### Task to carry out
The answer should consist of the full listing below, repeated exactly and free of pictures.

[[ Source data, beginning ]]

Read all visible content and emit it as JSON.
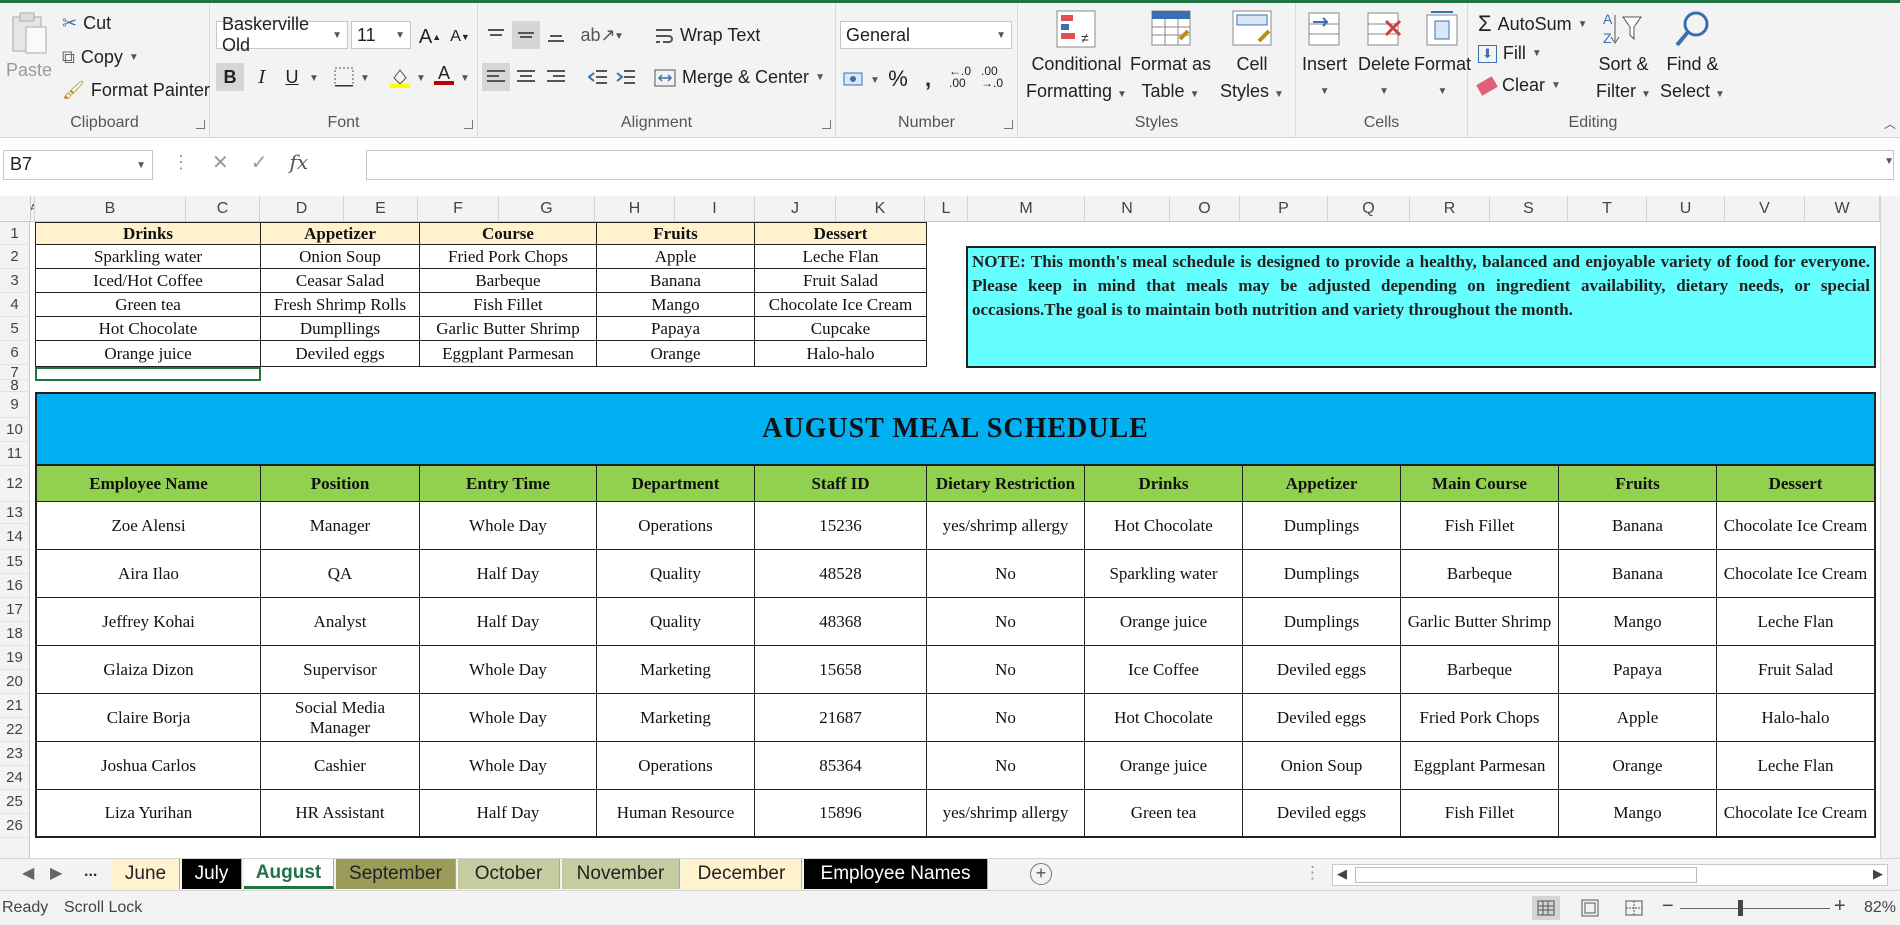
{
  "ribbon": {
    "clipboard": {
      "label": "Clipboard",
      "paste": "Paste",
      "cut": "Cut",
      "copy": "Copy",
      "format_painter": "Format Painter"
    },
    "font": {
      "label": "Font",
      "font_name": "Baskerville Old",
      "font_size": "11"
    },
    "alignment": {
      "label": "Alignment",
      "wrap_text": "Wrap Text",
      "merge_center": "Merge & Center"
    },
    "number": {
      "label": "Number",
      "format": "General"
    },
    "styles": {
      "label": "Styles",
      "conditional_1": "Conditional",
      "conditional_2": "Formatting",
      "format_table_1": "Format as",
      "format_table_2": "Table",
      "cell_styles_1": "Cell",
      "cell_styles_2": "Styles"
    },
    "cells": {
      "label": "Cells",
      "insert": "Insert",
      "delete": "Delete",
      "format": "Format"
    },
    "editing": {
      "label": "Editing",
      "autosum": "AutoSum",
      "fill": "Fill",
      "clear": "Clear",
      "sort_1": "Sort &",
      "sort_2": "Filter",
      "find_1": "Find &",
      "find_2": "Select"
    }
  },
  "formula_bar": {
    "name_box": "B7",
    "value": ""
  },
  "columns": [
    "A",
    "B",
    "C",
    "D",
    "E",
    "F",
    "G",
    "H",
    "I",
    "J",
    "K",
    "L",
    "M",
    "N",
    "O",
    "P",
    "Q",
    "R",
    "S",
    "T",
    "U",
    "V",
    "W"
  ],
  "rows": [
    "1",
    "2",
    "3",
    "4",
    "5",
    "6",
    "7",
    "8",
    "9",
    "10",
    "11",
    "12",
    "13",
    "14",
    "15",
    "16",
    "17",
    "18",
    "19",
    "20",
    "21",
    "22",
    "23",
    "24",
    "25",
    "26"
  ],
  "menu": {
    "headers": [
      "Drinks",
      "Appetizer",
      "Course",
      "Fruits",
      "Dessert"
    ],
    "rows": [
      [
        "Sparkling water",
        "Onion Soup",
        "Fried Pork Chops",
        "Apple",
        "Leche Flan"
      ],
      [
        "Iced/Hot Coffee",
        "Ceasar Salad",
        "Barbeque",
        "Banana",
        "Fruit Salad"
      ],
      [
        "Green tea",
        "Fresh Shrimp Rolls",
        "Fish Fillet",
        "Mango",
        "Chocolate Ice Cream"
      ],
      [
        "Hot Chocolate",
        "Dumpllings",
        "Garlic Butter Shrimp",
        "Papaya",
        "Cupcake"
      ],
      [
        "Orange juice",
        "Deviled eggs",
        "Eggplant Parmesan",
        "Orange",
        "Halo-halo"
      ]
    ]
  },
  "note": "NOTE: This month's meal schedule is designed to provide a healthy, balanced and enjoyable variety of food for everyone. Please keep in mind that meals may be adjusted depending on ingredient availability, dietary needs, or special occasions.The goal is to maintain both nutrition and variety throughout the month.",
  "banner_title": "AUGUST  MEAL SCHEDULE",
  "schedule": {
    "headers": [
      "Employee Name",
      "Position",
      "Entry Time",
      "Department",
      "Staff ID",
      "Dietary Restriction",
      "Drinks",
      "Appetizer",
      "Main Course",
      "Fruits",
      "Dessert"
    ],
    "rows": [
      [
        "Zoe Alensi",
        "Manager",
        "Whole Day",
        "Operations",
        "15236",
        "yes/shrimp allergy",
        "Hot Chocolate",
        "Dumplings",
        "Fish Fillet",
        "Banana",
        "Chocolate Ice Cream"
      ],
      [
        "Aira Ilao",
        "QA",
        "Half Day",
        "Quality",
        "48528",
        "No",
        "Sparkling water",
        "Dumplings",
        "Barbeque",
        "Banana",
        "Chocolate Ice Cream"
      ],
      [
        "Jeffrey Kohai",
        "Analyst",
        "Half Day",
        "Quality",
        "48368",
        "No",
        "Orange juice",
        "Dumplings",
        "Garlic Butter Shrimp",
        "Mango",
        "Leche Flan"
      ],
      [
        "Glaiza Dizon",
        "Supervisor",
        "Whole Day",
        "Marketing",
        "15658",
        "No",
        "Ice Coffee",
        "Deviled eggs",
        "Barbeque",
        "Papaya",
        "Fruit Salad"
      ],
      [
        "Claire Borja",
        "Social Media Manager",
        "Whole Day",
        "Marketing",
        "21687",
        "No",
        "Hot Chocolate",
        "Deviled eggs",
        "Fried Pork Chops",
        "Apple",
        "Halo-halo"
      ],
      [
        "Joshua Carlos",
        "Cashier",
        "Whole Day",
        "Operations",
        "85364",
        "No",
        "Orange juice",
        "Onion Soup",
        "Eggplant Parmesan",
        "Orange",
        "Leche Flan"
      ],
      [
        "Liza Yurihan",
        "HR Assistant",
        "Half Day",
        "Human Resource",
        "15896",
        "yes/shrimp allergy",
        "Green tea",
        "Deviled eggs",
        "Fish Fillet",
        "Mango",
        "Chocolate Ice Cream"
      ]
    ]
  },
  "tabs": [
    {
      "label": "June",
      "bg": "#fff2cc",
      "fg": "#222"
    },
    {
      "label": "July",
      "bg": "#000000",
      "fg": "#ffffff"
    },
    {
      "label": "August",
      "bg": "#ffffff",
      "fg": "#217346",
      "active": true
    },
    {
      "label": "September",
      "bg": "#9b9b5a",
      "fg": "#222"
    },
    {
      "label": "October",
      "bg": "#c4cca0",
      "fg": "#222"
    },
    {
      "label": "November",
      "bg": "#c4cca0",
      "fg": "#222"
    },
    {
      "label": "December",
      "bg": "#fff2cc",
      "fg": "#222"
    },
    {
      "label": "Employee Names",
      "bg": "#000000",
      "fg": "#ffffff"
    }
  ],
  "tab_overflow": "...",
  "status": {
    "ready": "Ready",
    "scroll_lock": "Scroll Lock",
    "zoom": "82%"
  },
  "colors": {
    "accent": "#217346",
    "menu_header": "#fff2cc",
    "note_bg": "#66ffff",
    "banner_bg": "#00b0f0",
    "table_header": "#92d050"
  }
}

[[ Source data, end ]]

### Result of the task
Read all visible content and emit it as JSON.
{
  "ribbon": {
    "clipboard": {
      "label": "Clipboard",
      "paste": "Paste",
      "cut": "Cut",
      "copy": "Copy",
      "format_painter": "Format Painter"
    },
    "font": {
      "label": "Font",
      "font_name": "Baskerville Old",
      "font_size": "11"
    },
    "alignment": {
      "label": "Alignment",
      "wrap_text": "Wrap Text",
      "merge_center": "Merge & Center"
    },
    "number": {
      "label": "Number",
      "format": "General"
    },
    "styles": {
      "label": "Styles",
      "conditional_1": "Conditional",
      "conditional_2": "Formatting",
      "format_table_1": "Format as",
      "format_table_2": "Table",
      "cell_styles_1": "Cell",
      "cell_styles_2": "Styles"
    },
    "cells": {
      "label": "Cells",
      "insert": "Insert",
      "delete": "Delete",
      "format": "Format"
    },
    "editing": {
      "label": "Editing",
      "autosum": "AutoSum",
      "fill": "Fill",
      "clear": "Clear",
      "sort_1": "Sort &",
      "sort_2": "Filter",
      "find_1": "Find &",
      "find_2": "Select"
    }
  },
  "formula_bar": {
    "name_box": "B7",
    "value": ""
  },
  "columns": [
    "A",
    "B",
    "C",
    "D",
    "E",
    "F",
    "G",
    "H",
    "I",
    "J",
    "K",
    "L",
    "M",
    "N",
    "O",
    "P",
    "Q",
    "R",
    "S",
    "T",
    "U",
    "V",
    "W"
  ],
  "rows": [
    "1",
    "2",
    "3",
    "4",
    "5",
    "6",
    "7",
    "8",
    "9",
    "10",
    "11",
    "12",
    "13",
    "14",
    "15",
    "16",
    "17",
    "18",
    "19",
    "20",
    "21",
    "22",
    "23",
    "24",
    "25",
    "26"
  ],
  "menu": {
    "headers": [
      "Drinks",
      "Appetizer",
      "Course",
      "Fruits",
      "Dessert"
    ],
    "rows": [
      [
        "Sparkling water",
        "Onion Soup",
        "Fried Pork Chops",
        "Apple",
        "Leche Flan"
      ],
      [
        "Iced/Hot Coffee",
        "Ceasar Salad",
        "Barbeque",
        "Banana",
        "Fruit Salad"
      ],
      [
        "Green tea",
        "Fresh Shrimp Rolls",
        "Fish Fillet",
        "Mango",
        "Chocolate Ice Cream"
      ],
      [
        "Hot Chocolate",
        "Dumpllings",
        "Garlic Butter Shrimp",
        "Papaya",
        "Cupcake"
      ],
      [
        "Orange juice",
        "Deviled eggs",
        "Eggplant Parmesan",
        "Orange",
        "Halo-halo"
      ]
    ]
  },
  "note": "NOTE: This month's meal schedule is designed to provide a healthy, balanced and enjoyable variety of food for everyone. Please keep in mind that meals may be adjusted depending on ingredient availability, dietary needs, or special occasions.The goal is to maintain both nutrition and variety throughout the month.",
  "banner_title": "AUGUST  MEAL SCHEDULE",
  "schedule": {
    "headers": [
      "Employee Name",
      "Position",
      "Entry Time",
      "Department",
      "Staff ID",
      "Dietary Restriction",
      "Drinks",
      "Appetizer",
      "Main Course",
      "Fruits",
      "Dessert"
    ],
    "rows": [
      [
        "Zoe Alensi",
        "Manager",
        "Whole Day",
        "Operations",
        "15236",
        "yes/shrimp allergy",
        "Hot Chocolate",
        "Dumplings",
        "Fish Fillet",
        "Banana",
        "Chocolate Ice Cream"
      ],
      [
        "Aira Ilao",
        "QA",
        "Half Day",
        "Quality",
        "48528",
        "No",
        "Sparkling water",
        "Dumplings",
        "Barbeque",
        "Banana",
        "Chocolate Ice Cream"
      ],
      [
        "Jeffrey Kohai",
        "Analyst",
        "Half Day",
        "Quality",
        "48368",
        "No",
        "Orange juice",
        "Dumplings",
        "Garlic Butter Shrimp",
        "Mango",
        "Leche Flan"
      ],
      [
        "Glaiza Dizon",
        "Supervisor",
        "Whole Day",
        "Marketing",
        "15658",
        "No",
        "Ice Coffee",
        "Deviled eggs",
        "Barbeque",
        "Papaya",
        "Fruit Salad"
      ],
      [
        "Claire Borja",
        "Social Media Manager",
        "Whole Day",
        "Marketing",
        "21687",
        "No",
        "Hot Chocolate",
        "Deviled eggs",
        "Fried Pork Chops",
        "Apple",
        "Halo-halo"
      ],
      [
        "Joshua Carlos",
        "Cashier",
        "Whole Day",
        "Operations",
        "85364",
        "No",
        "Orange juice",
        "Onion Soup",
        "Eggplant Parmesan",
        "Orange",
        "Leche Flan"
      ],
      [
        "Liza Yurihan",
        "HR Assistant",
        "Half Day",
        "Human Resource",
        "15896",
        "yes/shrimp allergy",
        "Green tea",
        "Deviled eggs",
        "Fish Fillet",
        "Mango",
        "Chocolate Ice Cream"
      ]
    ]
  },
  "tabs": [
    {
      "label": "June",
      "bg": "#fff2cc",
      "fg": "#222"
    },
    {
      "label": "July",
      "bg": "#000000",
      "fg": "#ffffff"
    },
    {
      "label": "August",
      "bg": "#ffffff",
      "fg": "#217346",
      "active": true
    },
    {
      "label": "September",
      "bg": "#9b9b5a",
      "fg": "#222"
    },
    {
      "label": "October",
      "bg": "#c4cca0",
      "fg": "#222"
    },
    {
      "label": "November",
      "bg": "#c4cca0",
      "fg": "#222"
    },
    {
      "label": "December",
      "bg": "#fff2cc",
      "fg": "#222"
    },
    {
      "label": "Employee Names",
      "bg": "#000000",
      "fg": "#ffffff"
    }
  ],
  "tab_overflow": "...",
  "status": {
    "ready": "Ready",
    "scroll_lock": "Scroll Lock",
    "zoom": "82%"
  },
  "colors": {
    "accent": "#217346",
    "menu_header": "#fff2cc",
    "note_bg": "#66ffff",
    "banner_bg": "#00b0f0",
    "table_header": "#92d050"
  }
}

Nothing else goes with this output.